Lengthy-missing Alexander Hamilton letter placed on public show
The founding father’s letter would be the featured piece on the Commonwealth Museum’s annual July Fourth exhibit, Secretary of the Commonwealth William Galvin’s workplace mentioned.
It’s the primary time the general public is getting an opportunity to see it because it was returned to the state after a prolonged court docket battle.
A letter written by Alexander Hamilton in 1780 and believed stolen a long time in the past from the Massachusetts state archives goes again on show.
It is going to be featured alongside Massachusetts’ authentic copy of the Declaration of Independence.

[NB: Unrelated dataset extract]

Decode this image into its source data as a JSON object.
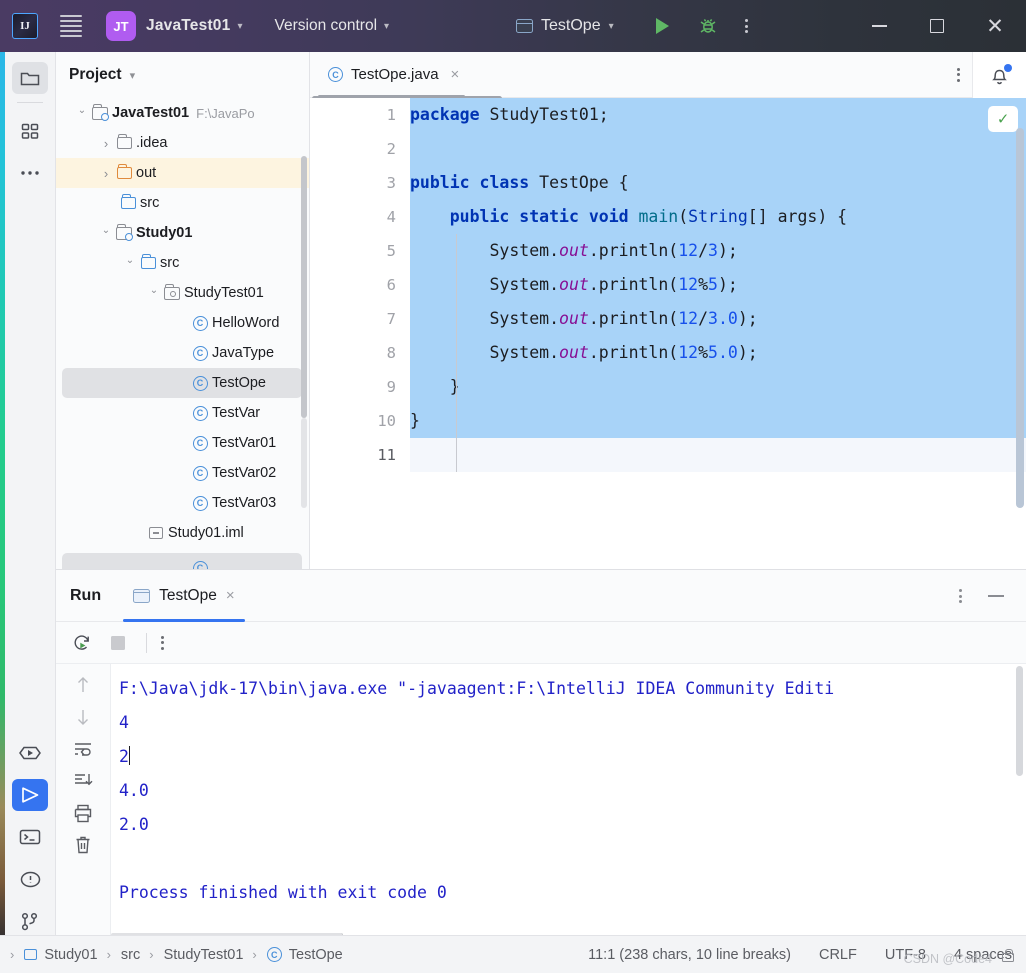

Hamilton, the primary Secretary of the Treasury who’s been getting renewed consideration in recent times due to the hit Broadway musical that bears his title, wrote the letter to the Marquis de Lafayette, the French aristocrat who served as a basic within the Continental Military.
Dated July 21, 1780, it particulars an imminent British menace to French forces in Rhode Island.
“We have now simply obtained recommendation from New York by means of totally different channels that the enemy are making an embarkation with which they menace the French fleet and military,” Hamilton wrote.
“Fifty transports are mentioned to have gone up the Sound to absorb troops and proceed on to Rhode Island.”
It’s signed “Yr. Most Obedt, A. Hamilton, Aide de Camp.”
The letter was forwarded by Massachusetts basic William Heath to state leaders, together with a request for troops to assist French allies, Galvin’s workplace mentioned.
The letter was believed to have been stolen through the Second World Warfare by a state archives employee, then offered privately.
It resurfaced a number of years in the past when an auctioneer in Virginia obtained it from a household that needed to promote it.
The public sale home decided it had been stolen and contacted the FBI.
A federal appeals court docket dominated in October that it belonged to the state.